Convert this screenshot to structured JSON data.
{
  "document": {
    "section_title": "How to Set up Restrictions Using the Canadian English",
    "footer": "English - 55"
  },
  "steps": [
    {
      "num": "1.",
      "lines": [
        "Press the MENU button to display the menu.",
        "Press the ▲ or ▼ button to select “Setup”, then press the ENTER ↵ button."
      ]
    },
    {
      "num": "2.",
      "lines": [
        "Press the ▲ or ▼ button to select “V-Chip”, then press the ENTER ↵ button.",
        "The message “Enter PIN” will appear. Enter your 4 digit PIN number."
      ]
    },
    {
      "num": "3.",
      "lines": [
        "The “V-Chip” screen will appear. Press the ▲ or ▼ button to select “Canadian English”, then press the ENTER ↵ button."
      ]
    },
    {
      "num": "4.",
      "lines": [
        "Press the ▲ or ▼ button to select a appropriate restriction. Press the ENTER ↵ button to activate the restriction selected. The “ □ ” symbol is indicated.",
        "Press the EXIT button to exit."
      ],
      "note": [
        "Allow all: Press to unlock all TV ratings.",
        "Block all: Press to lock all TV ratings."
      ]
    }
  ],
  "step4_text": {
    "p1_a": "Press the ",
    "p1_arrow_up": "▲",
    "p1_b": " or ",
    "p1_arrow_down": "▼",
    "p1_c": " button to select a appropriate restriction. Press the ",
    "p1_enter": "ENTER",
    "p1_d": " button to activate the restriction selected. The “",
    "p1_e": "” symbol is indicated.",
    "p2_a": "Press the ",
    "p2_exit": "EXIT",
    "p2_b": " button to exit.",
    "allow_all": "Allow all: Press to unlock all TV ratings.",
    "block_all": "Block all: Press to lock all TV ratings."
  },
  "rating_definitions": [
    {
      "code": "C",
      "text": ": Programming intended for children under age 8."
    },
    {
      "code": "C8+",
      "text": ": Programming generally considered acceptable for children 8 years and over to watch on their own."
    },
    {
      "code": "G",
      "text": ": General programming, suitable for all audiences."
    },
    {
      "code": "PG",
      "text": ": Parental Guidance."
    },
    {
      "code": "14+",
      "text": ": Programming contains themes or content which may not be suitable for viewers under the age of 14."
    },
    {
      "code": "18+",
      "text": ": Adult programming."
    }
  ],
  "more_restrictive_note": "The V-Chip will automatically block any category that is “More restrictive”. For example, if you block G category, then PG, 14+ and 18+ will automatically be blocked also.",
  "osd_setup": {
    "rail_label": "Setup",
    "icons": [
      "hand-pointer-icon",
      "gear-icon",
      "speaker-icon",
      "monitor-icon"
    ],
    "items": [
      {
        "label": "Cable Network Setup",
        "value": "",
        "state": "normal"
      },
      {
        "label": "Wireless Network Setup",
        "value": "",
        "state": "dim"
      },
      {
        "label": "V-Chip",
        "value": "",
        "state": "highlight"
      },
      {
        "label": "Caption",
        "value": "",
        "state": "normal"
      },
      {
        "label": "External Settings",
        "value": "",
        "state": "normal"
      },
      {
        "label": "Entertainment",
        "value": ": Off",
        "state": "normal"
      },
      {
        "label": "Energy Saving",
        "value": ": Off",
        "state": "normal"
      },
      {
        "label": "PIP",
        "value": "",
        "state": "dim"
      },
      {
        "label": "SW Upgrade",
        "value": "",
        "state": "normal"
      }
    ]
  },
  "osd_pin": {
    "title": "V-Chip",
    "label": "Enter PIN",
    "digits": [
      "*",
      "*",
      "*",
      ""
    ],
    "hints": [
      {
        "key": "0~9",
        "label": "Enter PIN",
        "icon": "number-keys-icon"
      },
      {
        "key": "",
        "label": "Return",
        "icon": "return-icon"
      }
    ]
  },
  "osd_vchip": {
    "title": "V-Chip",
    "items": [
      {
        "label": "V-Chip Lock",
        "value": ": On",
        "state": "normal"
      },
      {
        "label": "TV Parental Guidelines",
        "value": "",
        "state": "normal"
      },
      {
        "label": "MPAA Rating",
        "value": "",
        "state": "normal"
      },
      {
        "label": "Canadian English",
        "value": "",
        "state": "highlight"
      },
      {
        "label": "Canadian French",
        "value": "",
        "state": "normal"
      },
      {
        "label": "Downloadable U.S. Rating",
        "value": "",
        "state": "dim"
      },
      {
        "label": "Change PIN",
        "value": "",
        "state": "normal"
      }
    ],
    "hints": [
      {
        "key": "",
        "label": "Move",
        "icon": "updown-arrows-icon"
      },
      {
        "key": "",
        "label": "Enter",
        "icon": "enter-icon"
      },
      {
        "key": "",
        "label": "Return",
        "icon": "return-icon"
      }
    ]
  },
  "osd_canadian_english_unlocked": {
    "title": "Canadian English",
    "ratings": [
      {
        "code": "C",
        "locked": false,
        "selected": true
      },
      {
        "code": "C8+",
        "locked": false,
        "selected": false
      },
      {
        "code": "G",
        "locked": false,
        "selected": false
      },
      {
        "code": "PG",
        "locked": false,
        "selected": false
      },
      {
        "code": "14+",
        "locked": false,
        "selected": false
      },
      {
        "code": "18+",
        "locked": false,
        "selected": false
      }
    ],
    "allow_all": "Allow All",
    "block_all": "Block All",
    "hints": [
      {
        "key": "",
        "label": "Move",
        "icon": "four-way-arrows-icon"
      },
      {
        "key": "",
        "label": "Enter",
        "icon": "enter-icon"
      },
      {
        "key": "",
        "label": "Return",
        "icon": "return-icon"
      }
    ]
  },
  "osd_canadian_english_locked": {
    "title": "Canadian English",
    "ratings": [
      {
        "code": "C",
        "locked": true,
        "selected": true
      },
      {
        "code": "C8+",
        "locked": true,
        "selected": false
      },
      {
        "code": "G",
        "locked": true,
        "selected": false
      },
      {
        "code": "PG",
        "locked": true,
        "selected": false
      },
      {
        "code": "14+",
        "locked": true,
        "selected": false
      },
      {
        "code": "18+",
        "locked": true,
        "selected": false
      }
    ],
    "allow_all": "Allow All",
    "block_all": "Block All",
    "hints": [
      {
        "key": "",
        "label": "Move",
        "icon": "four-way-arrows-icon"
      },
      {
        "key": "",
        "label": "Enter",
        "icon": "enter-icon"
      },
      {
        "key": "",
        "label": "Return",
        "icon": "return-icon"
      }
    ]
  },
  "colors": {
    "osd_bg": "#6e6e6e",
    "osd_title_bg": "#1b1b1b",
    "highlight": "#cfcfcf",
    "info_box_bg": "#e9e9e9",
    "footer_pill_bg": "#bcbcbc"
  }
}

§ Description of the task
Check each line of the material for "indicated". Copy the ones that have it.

§ Result of this exercise
        "Press the ▲ or ▼ button to select a appropriate restriction. Press the ENTER ↵ button to activate the restriction selected. The “ □ ” symbol is indicated.",
    "p1_e": "” symbol is indicated.",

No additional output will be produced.